Start of Entries provided

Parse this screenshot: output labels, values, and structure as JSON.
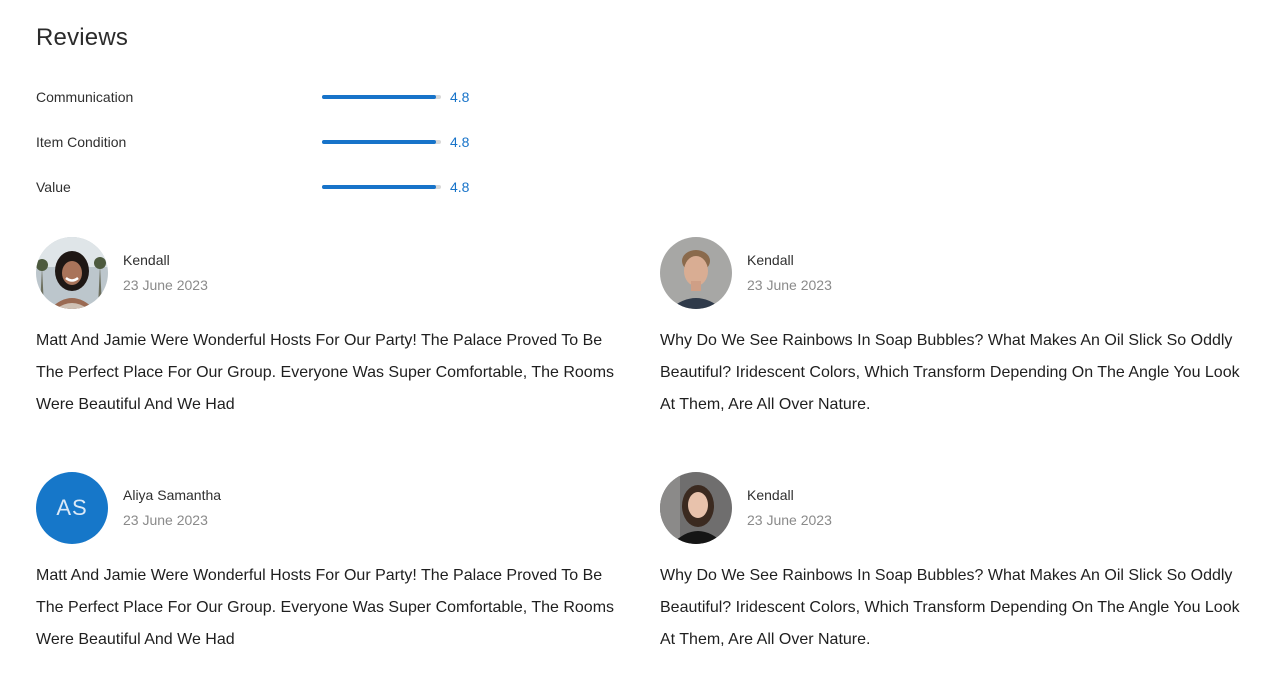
{
  "page": {
    "title": "Reviews"
  },
  "ratings": [
    {
      "label": "Communication",
      "value": "4.8",
      "fill_fraction": 0.96
    },
    {
      "label": "Item Condition",
      "value": "4.8",
      "fill_fraction": 0.96
    },
    {
      "label": "Value",
      "value": "4.8",
      "fill_fraction": 0.96
    }
  ],
  "reviews": [
    {
      "name": "Kendall",
      "date": "23 June 2023",
      "avatar": "photo-woman-smiling",
      "text": "Matt And Jamie Were Wonderful Hosts For Our Party! The Palace Proved To Be The Perfect Place For Our Group. Everyone Was Super Comfortable, The Rooms Were Beautiful And We Had"
    },
    {
      "name": "Kendall",
      "date": "23 June 2023",
      "avatar": "photo-man",
      "text": "Why Do We See Rainbows In Soap Bubbles? What Makes An Oil Slick So Oddly Beautiful? Iridescent Colors, Which Transform Depending On The Angle You Look At Them, Are All Over Nature."
    },
    {
      "name": "Aliya Samantha",
      "date": "23 June 2023",
      "avatar": "initials",
      "initials": "AS",
      "text": "Matt And Jamie Were Wonderful Hosts For Our Party! The Palace Proved To Be The Perfect Place For Our Group. Everyone Was Super Comfortable, The Rooms Were Beautiful And We Had"
    },
    {
      "name": "Kendall",
      "date": "23 June 2023",
      "avatar": "photo-woman-dark",
      "text": "Why Do We See Rainbows In Soap Bubbles? What Makes An Oil Slick So Oddly Beautiful? Iridescent Colors, Which Transform Depending On The Angle You Look At Them, Are All Over Nature."
    }
  ],
  "colors": {
    "accent": "#1773c9",
    "avatar_bg": "#1677c9",
    "bar_track": "#d8d8d8"
  }
}
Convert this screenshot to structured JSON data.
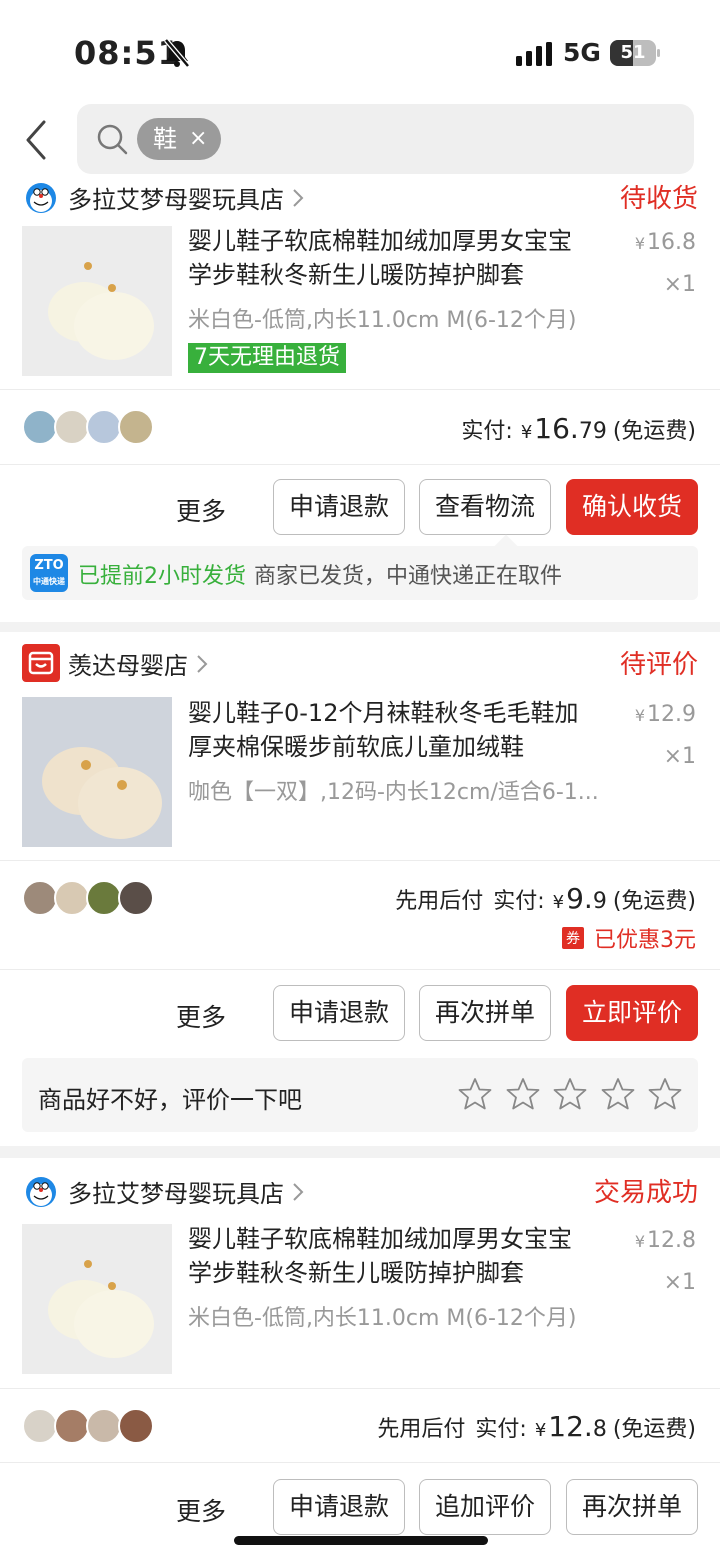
{
  "status_bar": {
    "time": "08:51",
    "network": "5G",
    "battery": "51",
    "battery_level": 0.51,
    "bell_icon": "bell-slash-icon"
  },
  "header": {
    "search_chip": "鞋",
    "chip_close": "×"
  },
  "orders": [
    {
      "shop_name": "多拉艾梦母婴玩具店",
      "status": "待收货",
      "title_line1": "婴儿鞋子软底棉鞋加绒加厚男女宝宝",
      "title_line2": "学步鞋秋冬新生儿暖防掉护脚套",
      "spec": "米白色-低筒,内长11.0cm M(6-12个月)",
      "unit_currency": "¥",
      "unit_price": "16.8",
      "qty": "×1",
      "return_tag": "7天无理由退货",
      "paid_label": "实付:",
      "paid_currency": "¥",
      "paid_int": "16.",
      "paid_dec": "79",
      "shipping": "(免运费)",
      "more": "更多",
      "buttons": [
        "申请退款",
        "查看物流",
        "确认收货"
      ],
      "logistics_highlight": "已提前2小时发货",
      "logistics_text": "商家已发货，中通快递正在取件",
      "zto_logo": "ZTO",
      "zto_sub": "中通快递"
    },
    {
      "shop_name": "羡达母婴店",
      "status": "待评价",
      "title_line1": "婴儿鞋子0-12个月袜鞋秋冬毛毛鞋加",
      "title_line2": "厚夹棉保暖步前软底儿童加绒鞋",
      "spec": "咖色【一双】,12码-内长12cm/适合6-1...",
      "unit_currency": "¥",
      "unit_price": "12.9",
      "qty": "×1",
      "pay_later": "先用后付",
      "paid_label": "实付:",
      "paid_currency": "¥",
      "paid_int": "9.",
      "paid_dec": "9",
      "shipping": "(免运费)",
      "coupon_badge": "券",
      "coupon_text": "已优惠3元",
      "more": "更多",
      "buttons": [
        "申请退款",
        "再次拼单",
        "立即评价"
      ],
      "review_prompt": "商品好不好，评价一下吧",
      "review_stars": 0,
      "review_max_stars": 5
    },
    {
      "shop_name": "多拉艾梦母婴玩具店",
      "status": "交易成功",
      "title_line1": "婴儿鞋子软底棉鞋加绒加厚男女宝宝",
      "title_line2": "学步鞋秋冬新生儿暖防掉护脚套",
      "spec": "米白色-低筒,内长11.0cm M(6-12个月)",
      "unit_currency": "¥",
      "unit_price": "12.8",
      "qty": "×1",
      "pay_later": "先用后付",
      "paid_label": "实付:",
      "paid_currency": "¥",
      "paid_int": "12.",
      "paid_dec": "8",
      "shipping": "(免运费)",
      "more": "更多",
      "buttons": [
        "申请退款",
        "追加评价",
        "再次拼单"
      ]
    }
  ],
  "colors": {
    "accent": "#e02e24",
    "green": "#38b03c",
    "muted": "#999999",
    "background": "#f2f2f2"
  }
}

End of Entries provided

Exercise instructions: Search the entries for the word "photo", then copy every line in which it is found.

Written answer:
      "avatar": "photo-woman-smiling",
      "avatar": "photo-man",
      "avatar": "photo-woman-dark",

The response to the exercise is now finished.